Bingham McCutchen reported steady figures, with a 12 per cent rise in gross revenue to $565.5m (£321.1m) as part of its first full-year set of figures since the tie-up of Bingham Dana and McCutchen Doyle Brown & Enersen in 2002, and the subsequent takeover of Riordan & McKenzie in 2003, all of which formed the national practice.
Bingham chairman Jay Zimmerman attributed the positive growth to the strong performance of the regulatory and financial restructuring practices.
The recent rush of consolidation within the US legal market also affected the results of Piper Rudnick, which managed to increase its PEP by 23 per cent to $900,000 (£511,000) in 2004. This can largely be attributed to the firm's stunning 18 per cent reduction in equity partners in the lead-up to its merger with Gray Cary Ware & Freidenrich and DLA, which went live in January.
Piper Rudnick and Gray Cary's combined revenue this year is expected to exceed $800m (£454.2m) without even taking into account the tie-up with DLA.
Meanwhile, the year's other key merger between Kirkpatrick & Lockhart and London's Nicholson Graham & Jones is expected to see their combined revenue reach $420m (£238.4m).
Kirkpatrick also reduced its equity partnership by
1.8 per cent in the lead-up to the merger, which went live on 1 January.

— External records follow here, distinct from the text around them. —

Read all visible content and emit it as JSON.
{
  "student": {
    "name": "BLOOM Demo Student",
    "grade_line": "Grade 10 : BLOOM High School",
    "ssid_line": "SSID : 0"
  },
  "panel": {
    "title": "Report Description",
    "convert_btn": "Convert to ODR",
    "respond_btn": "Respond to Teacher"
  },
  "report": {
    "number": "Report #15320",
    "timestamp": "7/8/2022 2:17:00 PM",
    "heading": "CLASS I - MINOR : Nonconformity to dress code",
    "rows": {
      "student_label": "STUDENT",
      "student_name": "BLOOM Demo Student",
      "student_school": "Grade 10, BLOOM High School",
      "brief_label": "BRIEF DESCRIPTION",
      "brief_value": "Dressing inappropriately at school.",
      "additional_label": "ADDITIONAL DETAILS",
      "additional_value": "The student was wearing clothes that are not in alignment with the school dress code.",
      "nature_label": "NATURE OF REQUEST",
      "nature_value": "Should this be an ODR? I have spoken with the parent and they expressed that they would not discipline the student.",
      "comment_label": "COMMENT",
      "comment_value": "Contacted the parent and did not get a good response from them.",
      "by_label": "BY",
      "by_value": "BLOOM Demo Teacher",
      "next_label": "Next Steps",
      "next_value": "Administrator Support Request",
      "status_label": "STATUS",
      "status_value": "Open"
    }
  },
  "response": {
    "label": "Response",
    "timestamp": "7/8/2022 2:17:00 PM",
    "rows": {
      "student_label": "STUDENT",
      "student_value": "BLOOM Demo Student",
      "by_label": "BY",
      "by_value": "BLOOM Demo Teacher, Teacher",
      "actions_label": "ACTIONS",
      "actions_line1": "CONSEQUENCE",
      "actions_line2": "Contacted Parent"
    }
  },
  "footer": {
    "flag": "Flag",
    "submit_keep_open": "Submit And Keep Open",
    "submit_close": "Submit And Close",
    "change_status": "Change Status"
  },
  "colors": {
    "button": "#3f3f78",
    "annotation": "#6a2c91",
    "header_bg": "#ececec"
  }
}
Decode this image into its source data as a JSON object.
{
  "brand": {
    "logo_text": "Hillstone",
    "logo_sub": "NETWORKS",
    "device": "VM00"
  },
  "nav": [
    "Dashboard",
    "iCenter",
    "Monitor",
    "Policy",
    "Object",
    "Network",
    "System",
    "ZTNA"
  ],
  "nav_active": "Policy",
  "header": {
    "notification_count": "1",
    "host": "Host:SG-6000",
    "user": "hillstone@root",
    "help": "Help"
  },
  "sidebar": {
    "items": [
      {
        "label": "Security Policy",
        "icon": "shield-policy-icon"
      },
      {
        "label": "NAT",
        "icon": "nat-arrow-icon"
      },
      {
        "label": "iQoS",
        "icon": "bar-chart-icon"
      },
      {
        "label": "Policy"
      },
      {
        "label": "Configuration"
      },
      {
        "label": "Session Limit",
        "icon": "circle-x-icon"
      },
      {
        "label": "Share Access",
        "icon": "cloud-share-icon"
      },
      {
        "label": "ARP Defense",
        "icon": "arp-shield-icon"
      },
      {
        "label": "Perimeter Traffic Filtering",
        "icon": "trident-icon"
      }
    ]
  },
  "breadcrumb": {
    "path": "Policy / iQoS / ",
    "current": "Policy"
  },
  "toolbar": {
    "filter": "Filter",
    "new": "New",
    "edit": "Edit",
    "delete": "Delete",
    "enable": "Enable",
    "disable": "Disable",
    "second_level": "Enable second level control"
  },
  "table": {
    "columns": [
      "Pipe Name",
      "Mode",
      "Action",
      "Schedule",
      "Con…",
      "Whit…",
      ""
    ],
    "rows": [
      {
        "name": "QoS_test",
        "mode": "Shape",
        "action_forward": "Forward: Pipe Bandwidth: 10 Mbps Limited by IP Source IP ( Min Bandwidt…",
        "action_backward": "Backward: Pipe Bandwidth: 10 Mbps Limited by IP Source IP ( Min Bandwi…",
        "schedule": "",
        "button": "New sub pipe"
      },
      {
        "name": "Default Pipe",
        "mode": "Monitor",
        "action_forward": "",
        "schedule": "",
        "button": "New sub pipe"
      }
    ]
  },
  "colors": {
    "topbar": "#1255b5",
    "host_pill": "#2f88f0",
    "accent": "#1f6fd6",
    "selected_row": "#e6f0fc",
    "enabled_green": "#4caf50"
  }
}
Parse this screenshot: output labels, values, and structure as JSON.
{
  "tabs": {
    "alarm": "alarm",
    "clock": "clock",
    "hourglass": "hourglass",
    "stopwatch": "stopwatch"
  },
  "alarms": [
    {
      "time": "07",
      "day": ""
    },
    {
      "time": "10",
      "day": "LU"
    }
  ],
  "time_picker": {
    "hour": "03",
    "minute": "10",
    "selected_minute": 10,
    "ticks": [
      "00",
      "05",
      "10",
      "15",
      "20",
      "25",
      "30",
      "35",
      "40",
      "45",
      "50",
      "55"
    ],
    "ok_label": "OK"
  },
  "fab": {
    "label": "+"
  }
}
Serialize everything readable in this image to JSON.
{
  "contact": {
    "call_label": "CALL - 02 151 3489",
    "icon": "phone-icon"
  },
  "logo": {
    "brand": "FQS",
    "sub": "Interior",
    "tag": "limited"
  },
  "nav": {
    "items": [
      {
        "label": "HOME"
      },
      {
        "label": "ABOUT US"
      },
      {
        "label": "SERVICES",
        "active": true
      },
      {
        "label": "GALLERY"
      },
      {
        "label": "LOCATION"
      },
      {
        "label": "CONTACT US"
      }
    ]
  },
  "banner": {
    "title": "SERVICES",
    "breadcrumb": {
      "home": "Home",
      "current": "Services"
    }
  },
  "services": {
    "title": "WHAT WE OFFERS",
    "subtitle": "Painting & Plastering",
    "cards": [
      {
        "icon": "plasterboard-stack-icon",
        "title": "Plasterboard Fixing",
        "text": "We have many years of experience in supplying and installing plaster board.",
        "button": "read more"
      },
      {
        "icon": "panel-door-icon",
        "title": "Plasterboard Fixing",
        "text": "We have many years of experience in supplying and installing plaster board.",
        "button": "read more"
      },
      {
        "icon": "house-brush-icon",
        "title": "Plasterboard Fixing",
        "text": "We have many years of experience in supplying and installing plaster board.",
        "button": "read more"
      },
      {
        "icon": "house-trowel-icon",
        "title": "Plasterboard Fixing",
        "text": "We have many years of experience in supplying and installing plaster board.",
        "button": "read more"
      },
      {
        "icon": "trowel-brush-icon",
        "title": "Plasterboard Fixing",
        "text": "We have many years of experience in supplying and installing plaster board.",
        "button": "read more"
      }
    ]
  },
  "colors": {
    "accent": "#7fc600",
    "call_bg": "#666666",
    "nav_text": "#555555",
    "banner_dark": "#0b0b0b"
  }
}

In fact, most of the nationals reduced their number of equity partners, with Morgan Lewis & Bockius increasing its partnership by 10 per cent following a string of hires, including a raid on Texan firm Jenkens & Gilchrist to staff its new Dallas office. This follows the firm's haul of the bulk of the now defunct Brobeck Phleger & Harrison in 2003.
US IP specialist Fish & Richardson continued its rise up the US league tables based on gross revenue last year, climbing eight spots after reporting a revenue of $224.5m (£127.5m).
The little-known national firm only first hit the headlines last year when it entered The AmLaw 100 table at 95th place after recording an impressive 18.7 per cent rise in headcount and a 20.1 per cent rise in revenue to $197.5m (£112.1m) in 2003.
It continued its rise up the rankings last year to reach 85th place after recording a further 13.7 per cent increase in revenue to $224.5m.
The 320-lawyer firm, which has nine offices around the US, also bolstered its partnership by 9.6 per cent last year.
It has already furthered this growth strategy this year, with the hire of nine lawyers and 13 support staff from San Francisco technology specialist Heller Ehrman White & McAuliffe in February.